The FBI was at our house several times that summer. It was all very exciting to me. Mom was the only customer from the bank that testified at the trial. It never occurred to me until many years later how traumatic this was for my mother. She was scared stiff to be alone at night and I never knew it. The doors were always locked after that if Mom was home alone.
I married My Harley Stud at the tender age of 19. I have to laugh now when I see how crazy people get with wedding plans. Our wedding was planned in six weeks. My dress was bought off the rack and altered. I did my own make-up and my mom french braided my hair into tucked up pigtails underneath my veil. Oh.yes.she.did.
We were married by the Reverend Xen Harvey (who also officiated at James Dean’s funeral) . Xen was very special to me. I still smile when I remember how he always referred to his beloved wife as Betty Harvey. I don’t think I ever heard him say just Betty. And he looked a lot like Captain Kangaroo. How can you not smile at a memory like that?

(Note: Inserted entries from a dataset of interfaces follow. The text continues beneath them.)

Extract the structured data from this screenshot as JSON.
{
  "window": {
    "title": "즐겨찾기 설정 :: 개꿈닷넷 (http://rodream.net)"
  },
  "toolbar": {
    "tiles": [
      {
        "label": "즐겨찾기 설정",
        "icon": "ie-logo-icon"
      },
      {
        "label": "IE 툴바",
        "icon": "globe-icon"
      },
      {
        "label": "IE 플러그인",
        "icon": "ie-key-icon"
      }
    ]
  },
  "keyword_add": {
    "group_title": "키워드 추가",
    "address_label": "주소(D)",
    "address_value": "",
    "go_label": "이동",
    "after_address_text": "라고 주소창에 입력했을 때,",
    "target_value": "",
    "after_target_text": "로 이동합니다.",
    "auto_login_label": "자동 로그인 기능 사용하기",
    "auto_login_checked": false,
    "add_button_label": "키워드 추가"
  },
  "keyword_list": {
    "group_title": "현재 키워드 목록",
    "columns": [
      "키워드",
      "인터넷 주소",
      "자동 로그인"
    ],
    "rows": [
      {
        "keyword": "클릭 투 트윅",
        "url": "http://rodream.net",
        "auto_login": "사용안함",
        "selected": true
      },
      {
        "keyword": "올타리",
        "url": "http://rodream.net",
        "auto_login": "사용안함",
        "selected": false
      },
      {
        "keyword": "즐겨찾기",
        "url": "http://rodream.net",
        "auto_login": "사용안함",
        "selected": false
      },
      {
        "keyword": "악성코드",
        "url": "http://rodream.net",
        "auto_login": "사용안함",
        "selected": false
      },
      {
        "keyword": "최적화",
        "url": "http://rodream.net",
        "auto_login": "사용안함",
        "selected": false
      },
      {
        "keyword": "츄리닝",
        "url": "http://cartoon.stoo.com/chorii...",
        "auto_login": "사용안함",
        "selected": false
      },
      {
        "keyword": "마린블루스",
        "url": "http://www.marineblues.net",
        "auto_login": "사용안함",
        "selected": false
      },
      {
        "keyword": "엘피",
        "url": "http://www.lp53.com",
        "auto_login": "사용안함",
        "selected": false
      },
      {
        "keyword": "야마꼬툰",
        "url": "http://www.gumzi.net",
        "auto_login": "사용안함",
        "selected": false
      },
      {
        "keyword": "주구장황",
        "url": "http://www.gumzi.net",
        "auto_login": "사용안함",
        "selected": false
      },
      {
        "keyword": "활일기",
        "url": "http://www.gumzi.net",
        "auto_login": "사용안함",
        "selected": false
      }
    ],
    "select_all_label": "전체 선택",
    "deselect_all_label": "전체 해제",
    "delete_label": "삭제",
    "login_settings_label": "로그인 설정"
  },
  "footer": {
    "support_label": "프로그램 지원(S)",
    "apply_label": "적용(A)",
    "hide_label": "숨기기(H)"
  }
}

Xen Harvey rode a motorcycle too. It wasn’t long after Daddy showed me how to ride his Kawasaki 400 that I pulled up to Xen’s house and asked his grown son if Xen was home and would like to go riding with me. He wasn’t at home but later told me that he couldn’t have gone anyway. He said, “Can you imagine the tongues of the little old ladies at church waggin’ about me riding with some pretty young thing!”
Xen got a great kick out of telling that story at every gathering of which I was a part. I heard it at my rehearsal dinner, The Saint and the Biker Nazi’s rehearsal dinner and many times over the years. I was honored to be there for Xen’s funeral and his son mentioned to me how much pleasure Xen got from telling that story. Me? I really didn’t see the big deal and never understood why he couldn’t have gone.
My 30 year class reunion is coming up soon. I’ll be travelling back to my hometown this summer. Simpler times in a quieter place keep running thru my mind. Thanks for coming along for the ride.
What takes you back?